Heller saw these folks create a tense, potentially violent standoff with U.S. officials and then he called them "patriots." Whether or not he specifically used the word in relation to Bundy is interesting, but it's not the key detail.
The senator added that about "80 percent" of the protesters were "people I called patriots," but there were "some bad apples in there, bad actors, no doubt."
How does Heller arrive at this figure? He hasn't said.
Meanwhile, the well-armed protestors and militia members Heller praised are reportedly still at work in the area.

A Democratic congressman from Nevada said in a letter this week that his constituents have reported the armed militia supporting rancher Cliven Bundy have set up checkpoints to verify the residency of anybody passing through. Rep. Steven Horsford (D-NV), who represents the area, sent the letter Sunday to Clark County Sheriff Doug Gillespie, asking him to investigate. "I am writing to bring your attention to the ongoing situation in northeastern Clark County which has caused many of my constituents to fear for their safety," Horsford wrote. Residents in the area "have expressed concern over the continual presence of multiple out-of-state, armed militia groups that have remained in the community" since Bundy's dispute with the Bureau of Land Management came to a boil.

The letter added that militia members have reportedly "set up checkpoints where residents are required to prove they live in the area before being allowed to pass."
I'm trying to wrap my head around this. If you were to tell me that in Eastern Ukraine, there are checkpoints at which armed men are demanding documents from local residents before they're allowed to pass, I'd believe you.

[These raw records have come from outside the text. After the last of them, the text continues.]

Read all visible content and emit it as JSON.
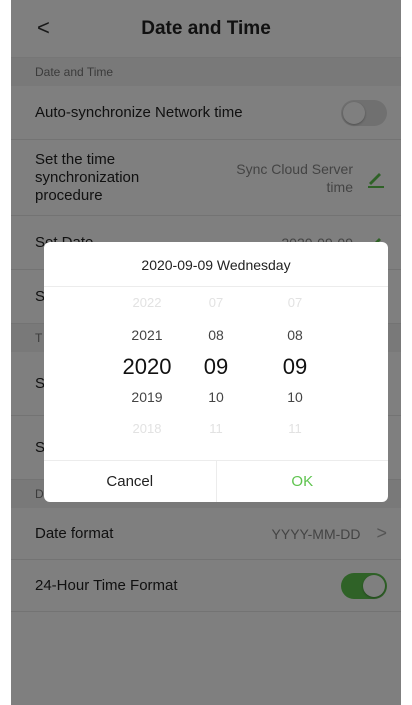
{
  "header": {
    "back_icon": "chevron-left-icon",
    "back_glyph": "<",
    "title": "Date and Time"
  },
  "section_date_time": "Date and Time",
  "auto_sync": {
    "label": "Auto-synchronize Network time",
    "toggle": "off"
  },
  "sync_procedure": {
    "label_lines": [
      "Set the time",
      "synchronization",
      "procedure"
    ],
    "value_lines": [
      "Sync Cloud Server",
      "time"
    ],
    "icon": "pencil-icon"
  },
  "set_date": {
    "label": "Set Date",
    "value": "2020-09-09",
    "icon": "pencil-icon"
  },
  "hidden_rows": {
    "row1_letter": "S",
    "section2_letter": "T",
    "row2_letter": "S",
    "row3_letter": "S",
    "section3_letter": "D"
  },
  "date_format": {
    "label": "Date format",
    "value": "YYYY-MM-DD",
    "chevron": ">"
  },
  "hour24": {
    "label": "24-Hour Time Format",
    "toggle": "on"
  },
  "dialog": {
    "title": "2020-09-09 Wednesday",
    "year_items": [
      "2022",
      "2021",
      "2020",
      "2019",
      "2018"
    ],
    "month_items": [
      "07",
      "08",
      "09",
      "10",
      "11"
    ],
    "day_items": [
      "07",
      "08",
      "09",
      "10",
      "11"
    ],
    "selected": {
      "year": "2020",
      "month": "09",
      "day": "09"
    },
    "cancel_label": "Cancel",
    "ok_label": "OK"
  },
  "colors": {
    "accent": "#5fc44f",
    "overlay": "rgba(0,0,0,0.5)",
    "section_bg": "#f2f2f2"
  }
}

But to think this is happening right now in the United States is more than a little unsettling.